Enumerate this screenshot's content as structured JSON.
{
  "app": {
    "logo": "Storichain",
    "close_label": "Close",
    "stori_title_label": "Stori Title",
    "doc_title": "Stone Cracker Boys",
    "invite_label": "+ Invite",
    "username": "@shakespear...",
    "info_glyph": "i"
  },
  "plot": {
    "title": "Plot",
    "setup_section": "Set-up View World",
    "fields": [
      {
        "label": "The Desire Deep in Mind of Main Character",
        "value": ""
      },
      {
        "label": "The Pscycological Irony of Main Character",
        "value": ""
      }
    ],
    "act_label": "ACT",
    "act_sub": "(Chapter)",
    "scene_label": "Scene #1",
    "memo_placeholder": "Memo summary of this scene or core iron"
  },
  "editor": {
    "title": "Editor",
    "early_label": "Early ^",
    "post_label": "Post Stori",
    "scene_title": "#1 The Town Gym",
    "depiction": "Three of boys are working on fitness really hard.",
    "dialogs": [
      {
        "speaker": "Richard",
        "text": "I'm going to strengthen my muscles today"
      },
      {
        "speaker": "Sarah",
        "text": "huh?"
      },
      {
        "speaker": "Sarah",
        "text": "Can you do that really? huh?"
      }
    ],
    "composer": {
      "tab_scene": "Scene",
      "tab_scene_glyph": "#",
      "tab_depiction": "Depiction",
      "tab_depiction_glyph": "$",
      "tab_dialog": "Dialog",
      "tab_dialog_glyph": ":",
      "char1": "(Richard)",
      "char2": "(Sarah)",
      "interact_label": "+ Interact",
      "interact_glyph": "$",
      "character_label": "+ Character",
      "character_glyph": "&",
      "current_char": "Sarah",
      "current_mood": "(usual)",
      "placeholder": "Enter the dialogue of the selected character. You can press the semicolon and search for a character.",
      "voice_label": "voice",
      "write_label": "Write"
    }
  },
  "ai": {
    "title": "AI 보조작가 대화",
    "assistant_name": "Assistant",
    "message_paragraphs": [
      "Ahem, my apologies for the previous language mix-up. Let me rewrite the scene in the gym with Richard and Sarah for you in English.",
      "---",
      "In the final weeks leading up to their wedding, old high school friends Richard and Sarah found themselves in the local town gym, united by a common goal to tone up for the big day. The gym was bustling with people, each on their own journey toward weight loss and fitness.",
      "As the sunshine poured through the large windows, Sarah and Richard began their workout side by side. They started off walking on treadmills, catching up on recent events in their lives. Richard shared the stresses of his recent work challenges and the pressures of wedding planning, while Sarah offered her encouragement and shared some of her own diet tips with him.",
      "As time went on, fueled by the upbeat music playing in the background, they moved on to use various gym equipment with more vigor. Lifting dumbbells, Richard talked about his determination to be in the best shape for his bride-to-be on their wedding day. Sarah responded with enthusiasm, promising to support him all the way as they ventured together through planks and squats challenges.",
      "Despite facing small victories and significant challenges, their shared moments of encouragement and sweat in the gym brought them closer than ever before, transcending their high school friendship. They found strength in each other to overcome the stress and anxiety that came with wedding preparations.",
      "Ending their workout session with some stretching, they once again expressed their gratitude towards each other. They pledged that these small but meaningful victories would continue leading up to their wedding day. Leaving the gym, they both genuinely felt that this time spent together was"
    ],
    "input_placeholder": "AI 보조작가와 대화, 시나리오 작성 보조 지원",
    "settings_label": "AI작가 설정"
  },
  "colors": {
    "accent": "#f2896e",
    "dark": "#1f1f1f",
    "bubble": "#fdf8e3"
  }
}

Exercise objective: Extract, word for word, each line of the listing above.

Exercise result:
Enumerate this screenshot's content as structured JSON.
{
  "app": {
    "logo": "Storichain",
    "close_label": "Close",
    "stori_title_label": "Stori Title",
    "doc_title": "Stone Cracker Boys",
    "invite_label": "+ Invite",
    "username": "@shakespear...",
    "info_glyph": "i"
  },
  "plot": {
    "title": "Plot",
    "setup_section": "Set-up View World",
    "fields": [
      {
        "label": "The Desire Deep in Mind of Main Character",
        "value": ""
      },
      {
        "label": "The Pscycological Irony of Main Character",
        "value": ""
      }
    ],
    "act_label": "ACT",
    "act_sub": "(Chapter)",
    "scene_label": "Scene #1",
    "memo_placeholder": "Memo summary of this scene or core iron"
  },
  "editor": {
    "title": "Editor",
    "early_label": "Early ^",
    "post_label": "Post Stori",
    "scene_title": "#1 The Town Gym",
    "depiction": "Three of boys are working on fitness really hard.",
    "dialogs": [
      {
        "speaker": "Richard",
        "text": "I'm going to strengthen my muscles today"
      },
      {
        "speaker": "Sarah",
        "text": "huh?"
      },
      {
        "speaker": "Sarah",
        "text": "Can you do that really? huh?"
      }
    ],
    "composer": {
      "tab_scene": "Scene",
      "tab_scene_glyph": "#",
      "tab_depiction": "Depiction",
      "tab_depiction_glyph": "$",
      "tab_dialog": "Dialog",
      "tab_dialog_glyph": ":",
      "char1": "(Richard)",
      "char2": "(Sarah)",
      "interact_label": "+ Interact",
      "interact_glyph": "$",
      "character_label": "+ Character",
      "character_glyph": "&",
      "current_char": "Sarah",
      "current_mood": "(usual)",
      "placeholder": "Enter the dialogue of the selected character. You can press the semicolon and search for a character.",
      "voice_label": "voice",
      "write_label": "Write"
    }
  },
  "ai": {
    "title": "AI 보조작가 대화",
    "assistant_name": "Assistant",
    "message_paragraphs": [
      "Ahem, my apologies for the previous language mix-up. Let me rewrite the scene in the gym with Richard and Sarah for you in English.",
      "---",
      "In the final weeks leading up to their wedding, old high school friends Richard and Sarah found themselves in the local town gym, united by a common goal to tone up for the big day. The gym was bustling with people, each on their own journey toward weight loss and fitness.",
      "As the sunshine poured through the large windows, Sarah and Richard began their workout side by side. They started off walking on treadmills, catching up on recent events in their lives. Richard shared the stresses of his recent work challenges and the pressures of wedding planning, while Sarah offered her encouragement and shared some of her own diet tips with him.",
      "As time went on, fueled by the upbeat music playing in the background, they moved on to use various gym equipment with more vigor. Lifting dumbbells, Richard talked about his determination to be in the best shape for his bride-to-be on their wedding day. Sarah responded with enthusiasm, promising to support him all the way as they ventured together through planks and squats challenges.",
      "Despite facing small victories and significant challenges, their shared moments of encouragement and sweat in the gym brought them closer than ever before, transcending their high school friendship. They found strength in each other to overcome the stress and anxiety that came with wedding preparations.",
      "Ending their workout session with some stretching, they once again expressed their gratitude towards each other. They pledged that these small but meaningful victories would continue leading up to their wedding day. Leaving the gym, they both genuinely felt that this time spent together was"
    ],
    "input_placeholder": "AI 보조작가와 대화, 시나리오 작성 보조 지원",
    "settings_label": "AI작가 설정"
  },
  "colors": {
    "accent": "#f2896e",
    "dark": "#1f1f1f",
    "bubble": "#fdf8e3"
  }
}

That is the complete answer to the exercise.